Sept. 13 (Bloomberg) -- Ultra-low-sulfur diesel fell for the first week in five when crude slid as the U.S. and Russia began talks about Syria’s chemical weapons and amid speculation that the Federal Reserve may reduce its stimulus efforts.
Futures slipped 1.6 percent this week. Crude declined as U.S. Secretary of State John Kerry reported a “constructive” start to the talks, while giving no sign of a breakthrough. The Fed’s Open Market Committee is forecast to announce the timing for some tapering of bond purchases when it meets next week.
“We’re in that twilight zone between war and peace,” said Phil Flynn, senior market analyst at Price Futures Group in Chicago. “Add to that the uncertainty about tapering.”
Ultra-low-sulfur diesel for October delivery fell 0.27 cent to settle at $3.1137 a gallon on the New York Mercantile Exchange, after dropping as low as $3.0878. Trading volume was 22 percent below the 100-day average at 2:40 p.m.
President Barack Obama delayed a possible U.S. military intervention twice: first, on Aug. 31, to consult Congress, then on Sept. 10 to take up Russia’s proposal for international oversight of Syria’s chemicals arsenal.
“The market continues to swing back and forth on uncertainty over what’s going to play out in the Middle East and the outcome of the FOMC meeting,” said Gene McGillian, an analyst and broker at Tradition Energy in Stamford, Connecticut.
ULSD’s crack spread versus WTI gained 28 cents to $22.57 a barrel while the premium over Brent slipped 26 cents to $18 a barrel.
Gasoline for October delivery rose 0.69 cent, or 0.3 percent, to $2.7696 a gallon on trading volume that was 17 percent below the 100-day average. Prices slipped 2.9 percent since Sept. 6, the second consecutive weekly loss. Futures have declined 8.2 percent in September.
Gasoline’s premium over crude increased for a second day as refineries shut units for planned seasonal maintenance, reducing supplies.
“Gasoline had fallen so much, there’s not that much downside,” said Amrita Sen, chief oil market strategist at Energy Aspects Ltd., a research company in London. “It’s already priced in that peak demand is over this year.”
The motor fuel’s crack spread versus West Texas Intermediate crude widened 68 cents to $8.11 a barrel while the fuel’s premium over Brent gained 14 cents to $3.54.
Pump prices, averaged nationwide, fell 1 cent to $3.54 a gallon, 32.9 cents below a year ago, Heathrow, Florida-based AAA said today on its website.
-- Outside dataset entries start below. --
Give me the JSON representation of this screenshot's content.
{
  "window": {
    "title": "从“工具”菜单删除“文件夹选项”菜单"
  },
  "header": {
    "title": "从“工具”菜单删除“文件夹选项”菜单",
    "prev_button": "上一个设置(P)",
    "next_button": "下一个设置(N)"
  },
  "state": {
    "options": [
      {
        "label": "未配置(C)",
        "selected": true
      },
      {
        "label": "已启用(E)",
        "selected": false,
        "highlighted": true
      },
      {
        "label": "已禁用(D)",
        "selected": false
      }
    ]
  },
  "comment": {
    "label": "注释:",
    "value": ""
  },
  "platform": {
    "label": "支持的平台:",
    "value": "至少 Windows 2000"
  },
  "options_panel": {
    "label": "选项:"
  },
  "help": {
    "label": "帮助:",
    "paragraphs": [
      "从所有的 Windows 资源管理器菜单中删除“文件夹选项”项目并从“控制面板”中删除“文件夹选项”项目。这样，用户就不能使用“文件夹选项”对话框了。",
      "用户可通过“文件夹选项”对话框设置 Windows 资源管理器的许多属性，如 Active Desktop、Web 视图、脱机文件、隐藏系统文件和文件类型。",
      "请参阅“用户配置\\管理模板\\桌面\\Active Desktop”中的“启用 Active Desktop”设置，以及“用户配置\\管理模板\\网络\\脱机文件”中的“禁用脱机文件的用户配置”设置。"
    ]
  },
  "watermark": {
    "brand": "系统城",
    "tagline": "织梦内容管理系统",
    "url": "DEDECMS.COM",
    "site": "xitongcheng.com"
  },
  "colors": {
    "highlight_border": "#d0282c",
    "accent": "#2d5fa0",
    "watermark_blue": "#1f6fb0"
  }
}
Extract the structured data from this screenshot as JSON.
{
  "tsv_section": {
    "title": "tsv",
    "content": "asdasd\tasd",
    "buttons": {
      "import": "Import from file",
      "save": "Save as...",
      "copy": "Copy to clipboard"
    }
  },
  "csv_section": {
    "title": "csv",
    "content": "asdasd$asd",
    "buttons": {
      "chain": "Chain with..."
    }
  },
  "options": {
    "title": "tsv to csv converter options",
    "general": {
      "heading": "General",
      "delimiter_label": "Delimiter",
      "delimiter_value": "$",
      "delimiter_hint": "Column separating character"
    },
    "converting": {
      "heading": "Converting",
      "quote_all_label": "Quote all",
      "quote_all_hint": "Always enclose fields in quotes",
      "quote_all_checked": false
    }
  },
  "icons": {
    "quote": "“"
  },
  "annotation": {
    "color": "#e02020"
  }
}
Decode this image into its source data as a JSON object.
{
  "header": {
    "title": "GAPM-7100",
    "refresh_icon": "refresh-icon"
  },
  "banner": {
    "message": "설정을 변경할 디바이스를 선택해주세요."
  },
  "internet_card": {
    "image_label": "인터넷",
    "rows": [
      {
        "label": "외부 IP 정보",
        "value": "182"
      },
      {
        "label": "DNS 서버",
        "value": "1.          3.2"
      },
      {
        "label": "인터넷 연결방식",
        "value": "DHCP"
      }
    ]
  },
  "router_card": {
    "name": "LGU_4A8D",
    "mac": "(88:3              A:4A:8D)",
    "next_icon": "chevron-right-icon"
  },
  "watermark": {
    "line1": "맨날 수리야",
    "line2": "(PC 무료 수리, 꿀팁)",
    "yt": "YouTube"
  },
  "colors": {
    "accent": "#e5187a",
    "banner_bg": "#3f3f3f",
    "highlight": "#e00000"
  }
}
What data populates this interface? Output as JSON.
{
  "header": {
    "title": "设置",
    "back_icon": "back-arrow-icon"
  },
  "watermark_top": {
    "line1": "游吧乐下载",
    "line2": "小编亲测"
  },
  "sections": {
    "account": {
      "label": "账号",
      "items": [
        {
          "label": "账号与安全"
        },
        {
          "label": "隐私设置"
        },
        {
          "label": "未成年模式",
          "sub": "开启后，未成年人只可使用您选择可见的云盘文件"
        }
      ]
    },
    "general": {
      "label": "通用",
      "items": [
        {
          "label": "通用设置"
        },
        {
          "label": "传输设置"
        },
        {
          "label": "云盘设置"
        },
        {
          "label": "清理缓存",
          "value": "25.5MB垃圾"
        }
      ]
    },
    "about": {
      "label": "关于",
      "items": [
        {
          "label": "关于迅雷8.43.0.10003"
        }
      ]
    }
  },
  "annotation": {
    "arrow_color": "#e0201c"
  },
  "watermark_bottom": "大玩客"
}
--With assistance from Craig Torres in Washington, Ilan Kolet in Ottawa, James G. Neuger in Brussels and Henry Meyer and David Lerman in Geneva. Editors: David Marino, Richard Stubbe